Due to a combination of few remaining written records and extreme conservatism around how the language was written followed by periods of rapid development, dates around Old Fádallan are very approximate. Most linguists place the divergence of Old Fádallan from Ancient Dhwer at c. 1400-1450. During this period there was little to no contact with the Great Dhweran Empire, allowing the language to develop in an entirely different direction from mainland Dhwer.

At this point, Old Fádallan was very different from modern Fádallan, with many reductionist sound changes yet to happen. Inflections were still largely just suffixes as in Ancient Dhwer and a lot of sounds lost still persisted.

By the time of the Letzic occupation in 1610, Old Fádallan had completely separated from Ancient Dhwer and begun the transition into modern Fádallan. This period of Old Fádallan's development is considerably better documented. Most Letzic influences on modern Fádallan come from this period.

Early Modern Fádallan


Geographic distribution



Fádallan phonology has 11 consonant phonemes.

Consonant phonemes
Labial Alveolar Palatal Velar
Nasal m n ɲ
Stop t k
Fricative f s x
Approximant j w
Lateral l


The Fádallan vowel inventory is fairly large, consisting of 20 vowel phonemes.

Vowel phonemes
Front Central Back
Close i ʉ
Mid e o
Open ɐ

All vowels have phonemic length (long vs. short) and tone (low vs. mid) contrasts, resulting in 4 forms for each basic vowel phoneme, e.g. /ʉ ʉ: ʉ̀ ʉ̀:/ for /ʉ/. Compare the following contrasting pairs:

ko /ko/ 'mouth, chin,' vs. kooa /ko:/ 'wet, submerged'
ódc /o/ 'arm' vs. odc /ò/ 'father'
kaca /kɐ/ 'first, primary' vs. kaadc /kɐ̀:/ 'I' (1SG.NOM)




Modern Fádallan grammar has developed from a Proto-Theweric system involving agglutinative inflection with a strict word order to a heavily fusional inflection with multiple word classes, ablaut, and more free word order. Fádallan retain's Proto-Theweric's rich inventory of noun cases and verb moods, supplemented with prepositions where they were merged and reduced. Relative clause markers agree with their heads in person and questions are marked using an interrogative mood on the verb.
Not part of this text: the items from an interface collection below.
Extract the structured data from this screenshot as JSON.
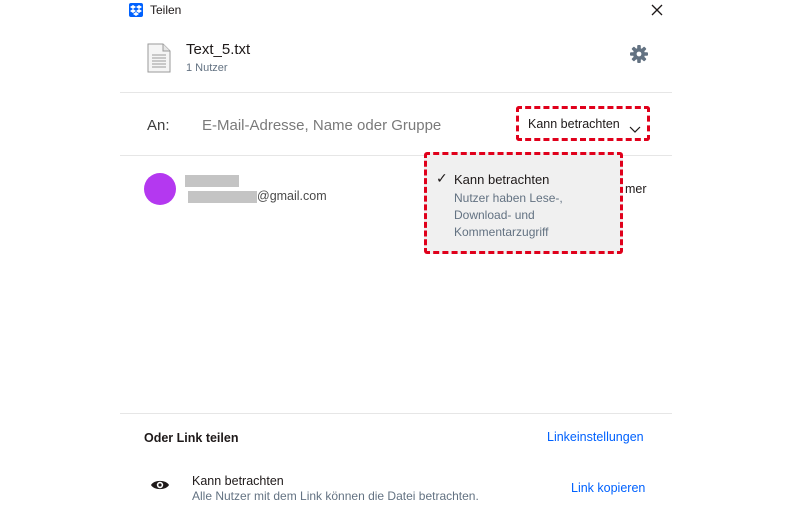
{
  "window": {
    "title": "Teilen",
    "app_icon": "dropbox-icon",
    "close_icon": "close-icon"
  },
  "file": {
    "name": "Text_5.txt",
    "meta": "1 Nutzer",
    "file_icon": "text-file-icon",
    "settings_icon": "gear-icon"
  },
  "share": {
    "to_label": "An:",
    "input_placeholder": "E-Mail-Adresse, Name oder Gruppe",
    "input_value": "",
    "permission_selected": "Kann betrachten"
  },
  "member": {
    "email_suffix": "@gmail.com",
    "role_partial": "mer",
    "avatar_color": "#b438f0"
  },
  "dropdown_menu": {
    "options": [
      {
        "title": "Kann betrachten",
        "description": "Nutzer haben Lese-, Download- und Kommentarzugriff",
        "selected": true
      }
    ]
  },
  "link_share": {
    "section_title": "Oder Link teilen",
    "settings_label": "Linkeinstellungen",
    "permission_title": "Kann betrachten",
    "permission_desc": "Alle Nutzer mit dem Link können die Datei betrachten.",
    "copy_label": "Link kopieren",
    "icon": "eye-icon"
  },
  "colors": {
    "accent": "#0061fe",
    "highlight": "#e0001b",
    "secondary_text": "#637282"
  }
}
Nouns and noun phrases

Fádallan nouns are conjugated for two numbers and seven total cases, including a distal locative. Innovation is extremely common, with new nouns being formed primarily through compounding or as complete phrases. There is no distinction between mass or count nouns, with singular being treated as some basic unit determined through context and plural being multiple units.

Noun phrases are head final, with determiners coming before adjectives. There is no definiteness marking.

Cases and number marking


Adjectives come before the nouns they modify, with no form of agreement. There is no distinction between adjectives and adverbs.

Pronouns and demonstratives

Pronouns inflect for case, number, and person. Unlike nouns, pronouns use a nominative-accusative alignment.

Fádallan personal pronouns
Person Nominative case Accusative case Dative case Genitive case Locative case Instrumental case
1st p. sg. i kaadc iic íiúl íihik íiús
1st p. pl. iiic iiin iiic na íiiník iiunus
2nd p. sg. suuc taá sum suuc na sumik sumus
2nd p. pl. suni tas suniin suni na suniiník suniinus
3rd p. sg. ol ol ol na olik olik
3rd p. pl olin oliník olinus


Verbs and verb phrases

Tense, aspect, and mood




Basic constituent order


Writing system